Tom Fitzgibbon, director of enrolment, Kendall College, Chicago, talks about emerging opportunities in hospitality.reports Rahat Bano

education Updated: Mar 24, 2010 09:12 IST
Rahat Bano
Rahat Bano
Hindustan Times

There are a variety of study courses in hospitality, and travel and tourism? What should an aspirant look for in a good programme?
The area of highest importance is the actual classes in the programme. For example, in Delhi I discussed the growing investment that the Indian government is making in the hotel industry, specifically. Given that fact, it would be highly beneficial for students to focus on coursework that involves the operations within a hotel (hotel management, convention and meeting management, or food and beverage operations). In some cases (not necessarily in India), I have seen an increase in the number of schools offering “tourism” programmes that focus more on tourist-related activities. While helpful, the scope of these areas is nowhere near the breadth of the hotel industry.

Which hospitality-related areas/courses do you think are more suitable for India, i.e. where does Indian industry need more expertise?
I think the most applicable areas for classes would be those where the growth is expected to occur. The highest investment appears to be in the development of more hotels to address guest demand. As such, any courses on hotel administration, management, etc. would be helpful.

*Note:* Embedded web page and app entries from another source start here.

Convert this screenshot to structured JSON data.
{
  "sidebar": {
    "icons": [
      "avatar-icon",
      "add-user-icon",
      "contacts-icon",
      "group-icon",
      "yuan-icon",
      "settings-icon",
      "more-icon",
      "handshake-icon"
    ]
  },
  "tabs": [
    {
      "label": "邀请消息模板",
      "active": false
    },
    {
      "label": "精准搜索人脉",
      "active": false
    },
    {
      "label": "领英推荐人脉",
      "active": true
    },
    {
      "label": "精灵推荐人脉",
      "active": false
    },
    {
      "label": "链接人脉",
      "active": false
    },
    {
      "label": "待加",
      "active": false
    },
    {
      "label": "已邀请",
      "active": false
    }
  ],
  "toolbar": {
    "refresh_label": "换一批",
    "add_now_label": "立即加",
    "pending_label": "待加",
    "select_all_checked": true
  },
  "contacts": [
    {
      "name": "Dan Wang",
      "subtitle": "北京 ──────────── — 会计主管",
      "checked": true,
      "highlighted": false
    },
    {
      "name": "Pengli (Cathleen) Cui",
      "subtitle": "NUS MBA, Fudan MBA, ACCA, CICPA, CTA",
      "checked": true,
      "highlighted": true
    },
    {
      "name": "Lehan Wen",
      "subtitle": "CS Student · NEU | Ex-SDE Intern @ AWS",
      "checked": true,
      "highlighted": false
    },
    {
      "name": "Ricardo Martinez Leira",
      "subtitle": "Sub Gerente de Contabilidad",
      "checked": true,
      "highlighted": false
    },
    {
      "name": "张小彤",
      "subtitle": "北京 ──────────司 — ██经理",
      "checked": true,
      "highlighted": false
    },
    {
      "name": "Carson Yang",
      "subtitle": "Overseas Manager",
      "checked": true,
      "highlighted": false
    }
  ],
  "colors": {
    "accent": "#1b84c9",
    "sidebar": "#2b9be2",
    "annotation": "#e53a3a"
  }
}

In addition, a programme should also have a strong business component.

Is there any specific part or aspect of work in the global hospitality industry that is taking centre stage and which aspirants might like to explore?
Considering the efficient efforts made by the Indian government to promote tourism, there is high demand for professional employees in India’s travel and hotel industry. Also, other areas in Indian hospitality and tourism like eco tourism, wellness, themes parks, and religious places need efficient and professional employees.
Today, in India and other developing countries, there is a huge rise in well-travelled, sophisticated and savvy consumers. Along with business traffic, many middle class families can afford to travel by air. Keeping this in mind, a person in hospitality is expected to know the entire breadth of this sector.

Are there any new skills or traits that the hospitality industry demands from prospective professionals?
There are two: a significant business understanding, and a keen ability to provide great service. While the service component isn’t necessarily new, it’s becoming more relevant given the highly competitive nature of the industry.

With prevalent security threats from militants in many countries, including India, has there been change in the kind of preparation entrants require? What’s the training school’s response, if any, been to this challenge?
Clearly, this is a continuing issue throughout the world. I can’t say that there has been a drastic recent change in how these issues are addressed in the classroom. Since we are preparing students who could (and do) work in several countries outside of the United States, this subject is covered in several of the hotel management operations courses. We do not currently offer a stand-alone course in hotel security per se, but it is covered in several of our current courses.